Record excerpts:
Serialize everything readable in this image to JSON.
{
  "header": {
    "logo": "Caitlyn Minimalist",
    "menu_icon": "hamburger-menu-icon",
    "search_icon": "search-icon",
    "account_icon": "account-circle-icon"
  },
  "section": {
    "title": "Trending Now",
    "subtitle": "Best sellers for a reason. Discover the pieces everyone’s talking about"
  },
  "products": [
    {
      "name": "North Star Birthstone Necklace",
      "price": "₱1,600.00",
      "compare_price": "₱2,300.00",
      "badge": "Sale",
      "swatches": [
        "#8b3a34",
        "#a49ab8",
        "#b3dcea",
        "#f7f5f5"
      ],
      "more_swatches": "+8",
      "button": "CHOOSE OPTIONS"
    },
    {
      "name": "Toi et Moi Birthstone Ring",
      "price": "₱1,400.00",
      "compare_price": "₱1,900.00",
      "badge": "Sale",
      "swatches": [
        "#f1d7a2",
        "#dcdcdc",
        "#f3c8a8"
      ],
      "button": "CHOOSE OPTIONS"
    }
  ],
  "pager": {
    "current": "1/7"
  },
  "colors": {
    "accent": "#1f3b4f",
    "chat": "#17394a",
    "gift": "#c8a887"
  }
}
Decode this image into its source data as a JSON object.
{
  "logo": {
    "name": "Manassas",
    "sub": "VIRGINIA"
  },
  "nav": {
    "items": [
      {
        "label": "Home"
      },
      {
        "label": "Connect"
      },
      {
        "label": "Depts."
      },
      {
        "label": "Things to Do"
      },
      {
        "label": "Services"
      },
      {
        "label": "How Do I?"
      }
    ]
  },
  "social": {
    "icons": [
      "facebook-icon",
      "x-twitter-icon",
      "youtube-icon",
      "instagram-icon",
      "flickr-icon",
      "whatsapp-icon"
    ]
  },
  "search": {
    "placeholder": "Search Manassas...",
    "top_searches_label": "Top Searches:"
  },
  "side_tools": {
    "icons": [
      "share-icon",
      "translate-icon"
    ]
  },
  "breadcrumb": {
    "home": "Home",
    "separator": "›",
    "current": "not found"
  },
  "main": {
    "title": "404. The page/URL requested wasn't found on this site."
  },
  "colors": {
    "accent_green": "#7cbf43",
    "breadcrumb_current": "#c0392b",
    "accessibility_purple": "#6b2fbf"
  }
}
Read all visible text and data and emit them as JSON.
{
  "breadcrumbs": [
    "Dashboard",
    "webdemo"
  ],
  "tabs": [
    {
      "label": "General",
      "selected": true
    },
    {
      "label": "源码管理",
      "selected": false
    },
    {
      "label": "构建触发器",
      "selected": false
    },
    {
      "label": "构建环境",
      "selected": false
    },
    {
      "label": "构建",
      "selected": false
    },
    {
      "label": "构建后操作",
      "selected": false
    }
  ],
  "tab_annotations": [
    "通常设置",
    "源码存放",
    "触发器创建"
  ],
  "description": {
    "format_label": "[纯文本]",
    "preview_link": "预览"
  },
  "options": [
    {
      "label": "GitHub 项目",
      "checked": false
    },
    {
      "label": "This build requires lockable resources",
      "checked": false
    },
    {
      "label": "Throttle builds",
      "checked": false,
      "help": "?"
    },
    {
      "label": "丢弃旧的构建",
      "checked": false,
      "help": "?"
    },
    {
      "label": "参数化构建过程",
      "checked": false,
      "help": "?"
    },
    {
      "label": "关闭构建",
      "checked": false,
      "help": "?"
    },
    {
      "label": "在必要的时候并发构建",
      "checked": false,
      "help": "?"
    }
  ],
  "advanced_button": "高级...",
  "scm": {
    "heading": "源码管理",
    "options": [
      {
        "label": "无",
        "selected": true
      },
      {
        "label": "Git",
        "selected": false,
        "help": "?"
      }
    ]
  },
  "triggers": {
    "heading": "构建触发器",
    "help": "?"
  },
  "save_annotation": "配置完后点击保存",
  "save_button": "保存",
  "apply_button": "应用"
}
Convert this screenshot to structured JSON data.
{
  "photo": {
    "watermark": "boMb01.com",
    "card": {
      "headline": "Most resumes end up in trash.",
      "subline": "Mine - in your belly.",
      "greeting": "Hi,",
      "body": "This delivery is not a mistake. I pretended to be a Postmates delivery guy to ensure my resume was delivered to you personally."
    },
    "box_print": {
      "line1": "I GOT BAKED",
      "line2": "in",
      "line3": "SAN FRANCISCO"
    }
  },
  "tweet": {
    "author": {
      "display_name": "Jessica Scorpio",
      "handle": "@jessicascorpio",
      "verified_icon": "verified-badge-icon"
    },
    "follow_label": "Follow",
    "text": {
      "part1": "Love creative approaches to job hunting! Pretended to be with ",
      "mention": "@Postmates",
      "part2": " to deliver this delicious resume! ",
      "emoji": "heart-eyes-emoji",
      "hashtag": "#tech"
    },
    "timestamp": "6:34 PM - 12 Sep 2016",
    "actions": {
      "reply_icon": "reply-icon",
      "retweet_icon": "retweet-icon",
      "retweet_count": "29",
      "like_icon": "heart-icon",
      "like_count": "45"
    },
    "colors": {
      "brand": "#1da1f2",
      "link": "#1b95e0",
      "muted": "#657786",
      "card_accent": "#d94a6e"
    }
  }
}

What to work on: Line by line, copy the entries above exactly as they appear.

Problem solution:
Serialize everything readable in this image to JSON.
{
  "header": {
    "logo": "Caitlyn Minimalist",
    "menu_icon": "hamburger-menu-icon",
    "search_icon": "search-icon",
    "account_icon": "account-circle-icon"
  },
  "section": {
    "title": "Trending Now",
    "subtitle": "Best sellers for a reason. Discover the pieces everyone’s talking about"
  },
  "products": [
    {
      "name": "North Star Birthstone Necklace",
      "price": "₱1,600.00",
      "compare_price": "₱2,300.00",
      "badge": "Sale",
      "swatches": [
        "#8b3a34",
        "#a49ab8",
        "#b3dcea",
        "#f7f5f5"
      ],
      "more_swatches": "+8",
      "button": "CHOOSE OPTIONS"
    },
    {
      "name": "Toi et Moi Birthstone Ring",
      "price": "₱1,400.00",
      "compare_price": "₱1,900.00",
      "badge": "Sale",
      "swatches": [
        "#f1d7a2",
        "#dcdcdc",
        "#f3c8a8"
      ],
      "button": "CHOOSE OPTIONS"
    }
  ],
  "pager": {
    "current": "1/7"
  },
  "colors": {
    "accent": "#1f3b4f",
    "chat": "#17394a",
    "gift": "#c8a887"
  }
}
Decode this image into its source data as a JSON object.
{
  "logo": {
    "name": "Manassas",
    "sub": "VIRGINIA"
  },
  "nav": {
    "items": [
      {
        "label": "Home"
      },
      {
        "label": "Connect"
      },
      {
        "label": "Depts."
      },
      {
        "label": "Things to Do"
      },
      {
        "label": "Services"
      },
      {
        "label": "How Do I?"
      }
    ]
  },
  "social": {
    "icons": [
      "facebook-icon",
      "x-twitter-icon",
      "youtube-icon",
      "instagram-icon",
      "flickr-icon",
      "whatsapp-icon"
    ]
  },
  "search": {
    "placeholder": "Search Manassas...",
    "top_searches_label": "Top Searches:"
  },
  "side_tools": {
    "icons": [
      "share-icon",
      "translate-icon"
    ]
  },
  "breadcrumb": {
    "home": "Home",
    "separator": "›",
    "current": "not found"
  },
  "main": {
    "title": "404. The page/URL requested wasn't found on this site."
  },
  "colors": {
    "accent_green": "#7cbf43",
    "breadcrumb_current": "#c0392b",
    "accessibility_purple": "#6b2fbf"
  }
}
Read all visible text and data and emit them as JSON.
{
  "breadcrumbs": [
    "Dashboard",
    "webdemo"
  ],
  "tabs": [
    {
      "label": "General",
      "selected": true
    },
    {
      "label": "源码管理",
      "selected": false
    },
    {
      "label": "构建触发器",
      "selected": false
    },
    {
      "label": "构建环境",
      "selected": false
    },
    {
      "label": "构建",
      "selected": false
    },
    {
      "label": "构建后操作",
      "selected": false
    }
  ],
  "tab_annotations": [
    "通常设置",
    "源码存放",
    "触发器创建"
  ],
  "description": {
    "format_label": "[纯文本]",
    "preview_link": "预览"
  },
  "options": [
    {
      "label": "GitHub 项目",
      "checked": false
    },
    {
      "label": "This build requires lockable resources",
      "checked": false
    },
    {
      "label": "Throttle builds",
      "checked": false,
      "help": "?"
    },
    {
      "label": "丢弃旧的构建",
      "checked": false,
      "help": "?"
    },
    {
      "label": "参数化构建过程",
      "checked": false,
      "help": "?"
    },
    {
      "label": "关闭构建",
      "checked": false,
      "help": "?"
    },
    {
      "label": "在必要的时候并发构建",
      "checked": false,
      "help": "?"
    }
  ],
  "advanced_button": "高级...",
  "scm": {
    "heading": "源码管理",
    "options": [
      {
        "label": "无",
        "selected": true
      },
      {
        "label": "Git",
        "selected": false,
        "help": "?"
      }
    ]
  },
  "triggers": {
    "heading": "构建触发器",
    "help": "?"
  },
  "save_annotation": "配置完后点击保存",
  "save_button": "保存",
  "apply_button": "应用"
}
Convert this screenshot to structured JSON data.
{
  "photo": {
    "watermark": "boMb01.com",
    "card": {
      "headline": "Most resumes end up in trash.",
      "subline": "Mine - in your belly.",
      "greeting": "Hi,",
      "body": "This delivery is not a mistake. I pretended to be a Postmates delivery guy to ensure my resume was delivered to you personally."
    },
    "box_print": {
      "line1": "I GOT BAKED",
      "line2": "in",
      "line3": "SAN FRANCISCO"
    }
  },
  "tweet": {
    "author": {
      "display_name": "Jessica Scorpio",
      "handle": "@jessicascorpio",
      "verified_icon": "verified-badge-icon"
    },
    "follow_label": "Follow",
    "text": {
      "part1": "Love creative approaches to job hunting! Pretended to be with ",
      "mention": "@Postmates",
      "part2": " to deliver this delicious resume! ",
      "emoji": "heart-eyes-emoji",
      "hashtag": "#tech"
    },
    "timestamp": "6:34 PM - 12 Sep 2016",
    "actions": {
      "reply_icon": "reply-icon",
      "retweet_icon": "retweet-icon",
      "retweet_count": "29",
      "like_icon": "heart-icon",
      "like_count": "45"
    },
    "colors": {
      "brand": "#1da1f2",
      "link": "#1b95e0",
      "muted": "#657786",
      "card_accent": "#d94a6e"
    }
  }
}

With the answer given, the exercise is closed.